January 20, 1947:  Decca Records released a new Judy Garland single.  “Connecticut” was released on the  “A” side of Decca Single #23804 and “Mine” was on the “B” side.  Both are duets with Bing Crosby.  “Mine” was recorded on July 31, 1944, “Connecticut” was recorded on March 9, 1945.

Record label from the Rick Smith Collection.  Thanks, Rick!

Listen to “Connecticut” here:

Listen to the alternate take of “Connecticut” here:

Listen to “Mine” here:

Listen to the “C” take of “Mine” here:

January 20, 1954:  A Star Is Born filming continued with scenes on the “Interior Malibu Home” set, specifically the scene of Judy’s “Vicki Lester” telling Charles Bickford’s “Oliver Niles” that she’s giving up her film career to concentrate on taking care of James Mason’s “Norman Maine,” his overhearing the conversation and then telling Vicki he’s going to go for a swim.

Time started: 10 a.m.; finished: 7:10 p.m.

Check out The Judy Room’s Spotlight on A Star Is Born here.


January 20, 1964:  Ben Gross of New York’s “Daily News” shared letters from readers who were Garfans who objected to Judy’s TV series, “The Judy Garland Show,” possibly facing cancelation.

“Judy Garland is the greatest entertainer in the world and anyone who doesn’t like her should be sent to a psychiatrist.” Tommy Shaw, Manhattan

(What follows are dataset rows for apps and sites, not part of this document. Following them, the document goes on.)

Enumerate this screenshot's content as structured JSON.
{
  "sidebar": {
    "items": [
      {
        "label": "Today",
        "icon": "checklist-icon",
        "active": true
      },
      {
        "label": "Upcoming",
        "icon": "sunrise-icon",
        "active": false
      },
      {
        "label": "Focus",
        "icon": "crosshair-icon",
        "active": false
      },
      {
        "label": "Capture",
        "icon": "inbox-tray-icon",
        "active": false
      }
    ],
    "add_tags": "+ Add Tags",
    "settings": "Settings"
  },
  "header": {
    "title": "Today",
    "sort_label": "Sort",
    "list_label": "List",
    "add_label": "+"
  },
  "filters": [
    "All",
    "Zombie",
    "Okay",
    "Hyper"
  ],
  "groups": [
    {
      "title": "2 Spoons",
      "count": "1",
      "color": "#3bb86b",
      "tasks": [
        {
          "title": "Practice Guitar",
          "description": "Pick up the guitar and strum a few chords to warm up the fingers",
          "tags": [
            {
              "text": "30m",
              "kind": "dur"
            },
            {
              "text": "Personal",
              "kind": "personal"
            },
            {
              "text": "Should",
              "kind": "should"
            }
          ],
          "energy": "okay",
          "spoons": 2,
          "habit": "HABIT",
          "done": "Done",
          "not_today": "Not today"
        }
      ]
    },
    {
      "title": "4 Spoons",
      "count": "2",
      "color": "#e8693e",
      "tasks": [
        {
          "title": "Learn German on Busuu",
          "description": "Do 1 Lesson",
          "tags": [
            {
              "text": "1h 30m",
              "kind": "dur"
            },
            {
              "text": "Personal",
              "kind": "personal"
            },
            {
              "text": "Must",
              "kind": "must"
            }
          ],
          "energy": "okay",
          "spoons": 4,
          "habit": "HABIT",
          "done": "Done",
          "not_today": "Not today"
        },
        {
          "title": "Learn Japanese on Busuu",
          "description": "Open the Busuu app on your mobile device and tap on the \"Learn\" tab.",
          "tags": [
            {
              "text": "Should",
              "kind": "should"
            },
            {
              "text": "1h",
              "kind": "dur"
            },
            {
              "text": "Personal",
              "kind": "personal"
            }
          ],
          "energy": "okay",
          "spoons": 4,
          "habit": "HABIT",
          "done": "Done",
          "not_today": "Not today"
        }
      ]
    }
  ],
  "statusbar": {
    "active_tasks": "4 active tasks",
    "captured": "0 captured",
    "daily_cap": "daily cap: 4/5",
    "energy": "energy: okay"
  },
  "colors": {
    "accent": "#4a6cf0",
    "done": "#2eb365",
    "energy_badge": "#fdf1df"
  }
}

“If CBS lets her go, I’ll never tune in that station again.” Frances Mason, Brooklyn

The letters were, of course, mailed in prior to this day.  The publication of these letters was timely because on this same day, CBS-TV allowed Judy to announce the cancelation of the series, saying (in an open letter to James Aubrey, that was reprinted) that she was ending the series because she needed to “give my children the time and attention that they need.”  The official announcement was on January 22nd.  However, it was common knowledge that the real story was that CBS was never really supportive of the show and the rating topple from the high of the first episode aired on September 29, 1963, a 44 share, to a low 28 share by late October, to an even lower 66 out of 80 shows.  It didn’t help that CBS pitted it against the phenomenal “Bonanza” nor that Judy was initially given material beneath her talents, as Lucille Ball stated, “I was furious when Judy Garland was given lines like ‘I’m a little old lady,’ and someone talking about ‘the next Judy Garland.’  I bet she’s glad her series is over.  She’s the best.”

Check out The Judy Room’s “Judy Garland – The Concert Years” here.

Leave a Reply

This site uses Akismet to reduce spam. Learn how your comment data is processed.